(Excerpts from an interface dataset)

####################

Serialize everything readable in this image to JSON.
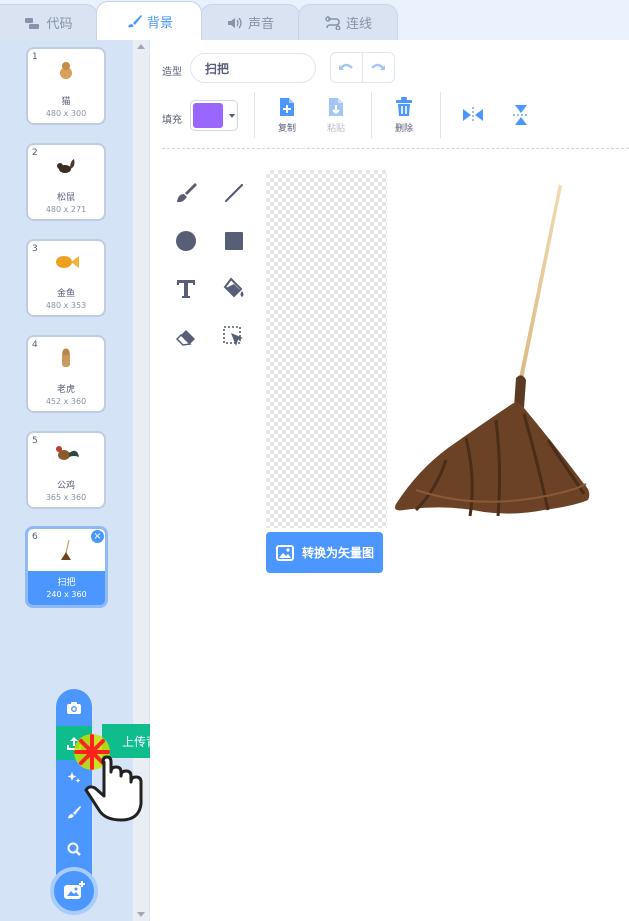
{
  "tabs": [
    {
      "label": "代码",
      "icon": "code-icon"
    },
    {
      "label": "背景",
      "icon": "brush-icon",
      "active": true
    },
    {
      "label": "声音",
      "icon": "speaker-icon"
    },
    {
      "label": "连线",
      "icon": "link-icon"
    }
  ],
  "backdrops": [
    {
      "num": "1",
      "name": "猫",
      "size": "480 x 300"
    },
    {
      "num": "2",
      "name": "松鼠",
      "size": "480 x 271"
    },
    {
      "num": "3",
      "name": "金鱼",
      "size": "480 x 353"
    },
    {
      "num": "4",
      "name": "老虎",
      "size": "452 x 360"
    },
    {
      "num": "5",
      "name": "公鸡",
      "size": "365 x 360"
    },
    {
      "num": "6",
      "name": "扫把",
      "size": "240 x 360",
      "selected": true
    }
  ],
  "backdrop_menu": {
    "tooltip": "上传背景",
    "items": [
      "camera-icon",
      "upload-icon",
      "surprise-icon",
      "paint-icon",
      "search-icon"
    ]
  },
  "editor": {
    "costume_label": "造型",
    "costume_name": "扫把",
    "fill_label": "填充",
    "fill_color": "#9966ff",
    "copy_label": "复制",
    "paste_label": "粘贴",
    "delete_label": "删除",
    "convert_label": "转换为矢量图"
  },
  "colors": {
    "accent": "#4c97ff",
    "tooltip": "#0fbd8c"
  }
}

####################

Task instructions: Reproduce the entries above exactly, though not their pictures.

Your solution:
Serialize everything readable in this image to JSON.
{
  "tabs": [
    {
      "label": "代码",
      "icon": "code-icon"
    },
    {
      "label": "背景",
      "icon": "brush-icon",
      "active": true
    },
    {
      "label": "声音",
      "icon": "speaker-icon"
    },
    {
      "label": "连线",
      "icon": "link-icon"
    }
  ],
  "backdrops": [
    {
      "num": "1",
      "name": "猫",
      "size": "480 x 300"
    },
    {
      "num": "2",
      "name": "松鼠",
      "size": "480 x 271"
    },
    {
      "num": "3",
      "name": "金鱼",
      "size": "480 x 353"
    },
    {
      "num": "4",
      "name": "老虎",
      "size": "452 x 360"
    },
    {
      "num": "5",
      "name": "公鸡",
      "size": "365 x 360"
    },
    {
      "num": "6",
      "name": "扫把",
      "size": "240 x 360",
      "selected": true
    }
  ],
  "backdrop_menu": {
    "tooltip": "上传背景",
    "items": [
      "camera-icon",
      "upload-icon",
      "surprise-icon",
      "paint-icon",
      "search-icon"
    ]
  },
  "editor": {
    "costume_label": "造型",
    "costume_name": "扫把",
    "fill_label": "填充",
    "fill_color": "#9966ff",
    "copy_label": "复制",
    "paste_label": "粘贴",
    "delete_label": "删除",
    "convert_label": "转换为矢量图"
  },
  "colors": {
    "accent": "#4c97ff",
    "tooltip": "#0fbd8c"
  }
}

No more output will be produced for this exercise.